of the great leaders of the war; the first Canadian-born commander of the Canadian Corp., Sir Arthur Currie, was the man who ordered the operations that eventually killed Bill’s grandfather. As a commander, Currie sent many men to their deaths. I can only imagine the emotional scarring on a man who, by all accounts, was a man of great character. McClintock was lucky enough to avoid physical injury during the Battle at St. Eloi. From there he was transferred to Somme where, on Nov. 18, 1916, he would be selected to lead a group of 25 hand-picked men to destroy a machine-gun emplacement prior to a major attack. The men would crawl on all-fours across the barbedwire deathtrap that covered the fields between the two sides. Unfortunately, the barbed wire created a funnel that led directly into the machine-guns' sights. Twentythree men died in that hail of bullets within seconds. McClintock and another unnamed soldier survived and pressed the attack. Throwing grenades to the sides and crawling forward inches at a time, they managed to approach the emplacement and destroy it with a few wellplaced grenades. McClintock and the other soldier happened across another trench, filled with injured Canadian and British

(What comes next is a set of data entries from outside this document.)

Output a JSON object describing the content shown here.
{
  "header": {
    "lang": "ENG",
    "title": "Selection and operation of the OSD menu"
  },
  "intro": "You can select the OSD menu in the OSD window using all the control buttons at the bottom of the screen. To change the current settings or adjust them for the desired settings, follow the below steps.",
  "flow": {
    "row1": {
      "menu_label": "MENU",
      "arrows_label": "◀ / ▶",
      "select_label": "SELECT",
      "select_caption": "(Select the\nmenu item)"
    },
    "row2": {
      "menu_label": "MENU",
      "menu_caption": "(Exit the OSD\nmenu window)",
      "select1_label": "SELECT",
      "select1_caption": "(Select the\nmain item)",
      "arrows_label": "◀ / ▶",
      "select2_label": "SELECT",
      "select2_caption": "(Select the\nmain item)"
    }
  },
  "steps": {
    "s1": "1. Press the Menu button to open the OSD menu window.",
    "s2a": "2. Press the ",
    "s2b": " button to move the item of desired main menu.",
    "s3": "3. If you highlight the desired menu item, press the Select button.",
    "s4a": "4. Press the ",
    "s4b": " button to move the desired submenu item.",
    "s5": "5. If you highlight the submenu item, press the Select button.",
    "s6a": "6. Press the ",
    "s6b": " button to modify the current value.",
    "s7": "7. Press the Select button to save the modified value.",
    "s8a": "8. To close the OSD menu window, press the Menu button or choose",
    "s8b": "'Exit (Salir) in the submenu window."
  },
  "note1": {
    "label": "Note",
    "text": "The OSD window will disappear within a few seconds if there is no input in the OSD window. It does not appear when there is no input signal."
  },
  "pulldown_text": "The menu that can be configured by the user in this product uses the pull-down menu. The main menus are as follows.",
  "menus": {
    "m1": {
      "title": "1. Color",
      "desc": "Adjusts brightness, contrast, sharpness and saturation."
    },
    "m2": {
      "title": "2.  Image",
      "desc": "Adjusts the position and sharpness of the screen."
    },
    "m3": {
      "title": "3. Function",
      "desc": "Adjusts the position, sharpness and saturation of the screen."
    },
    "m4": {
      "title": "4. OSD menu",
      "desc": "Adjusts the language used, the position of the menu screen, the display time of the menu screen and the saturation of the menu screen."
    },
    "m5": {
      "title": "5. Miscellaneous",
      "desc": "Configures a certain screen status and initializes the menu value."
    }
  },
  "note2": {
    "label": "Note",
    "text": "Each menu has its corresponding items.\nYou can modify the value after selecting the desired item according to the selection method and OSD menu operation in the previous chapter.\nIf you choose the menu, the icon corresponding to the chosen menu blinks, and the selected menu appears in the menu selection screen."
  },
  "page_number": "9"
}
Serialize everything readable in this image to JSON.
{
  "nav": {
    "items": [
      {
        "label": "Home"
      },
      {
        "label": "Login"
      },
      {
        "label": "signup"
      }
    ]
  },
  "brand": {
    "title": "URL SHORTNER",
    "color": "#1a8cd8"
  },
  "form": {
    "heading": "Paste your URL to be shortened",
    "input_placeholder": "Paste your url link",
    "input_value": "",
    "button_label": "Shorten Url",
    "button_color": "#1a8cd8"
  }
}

soldiers. While there, a shell landed and the shrapnel hit McClintock in the leg between his knee and thigh. McClintock told the other soldiers to go ahead while he tied a tourniquet around his upper thigh. McClintock later wrote columns for the New York Times as he fought in his quest to get the United States to join the war. Bill told me that he wrote about a perfectly-placed shell that landed in the middle of 15-20 injured men making their way back to the Canadian lines and “vapourized” them — the men he told to go ahead. McClintock made it safely back to Canadian lines after that horrific event and was later discharged as being medically unfit. From there, he returned to the United States and became “obsessed” with getting his country to join the war; but his wounds — both physical and mental — never healed. McClintock walked with a cane and started taking drugs to help him sleep. He managed to talk his way into a commission with the American army and was given the rank of First Lieutenant in the American 78th Division. However, when it came time to go overseas, McClintock went AWOL (absent without leave). He was found on June 28, 1917, in a hotel room at 42nd Street, in New York City. McClintock died of a gunshot wound to the head. The bullet came from a gun he fired. Whoever found McClintock found a bottle of a drug called Veronal beside his bed. It was used to treat insomniacs at the time. McClintock’s name can be seen in the State of Kentucky War Memorial and the Fayette County War Memorial (Fayette, Kentucky). It can also now be seen in an addendum to the Canadian Book of Remembrance, thanks to Bill Glass. A man who didn’t know his grandfather, and who surely didn’t know McClintock, but a man who remembers the sacrifice they made, not only for us in North America, but abroad in Europe as well. Instead, some 90 years later, we remember the story of Sgt. Alexander McClintock and Lt.-Col John Glass. We remember their sacrifice: physically and mentally. These men paid the ultimate price for us.

We will never forget.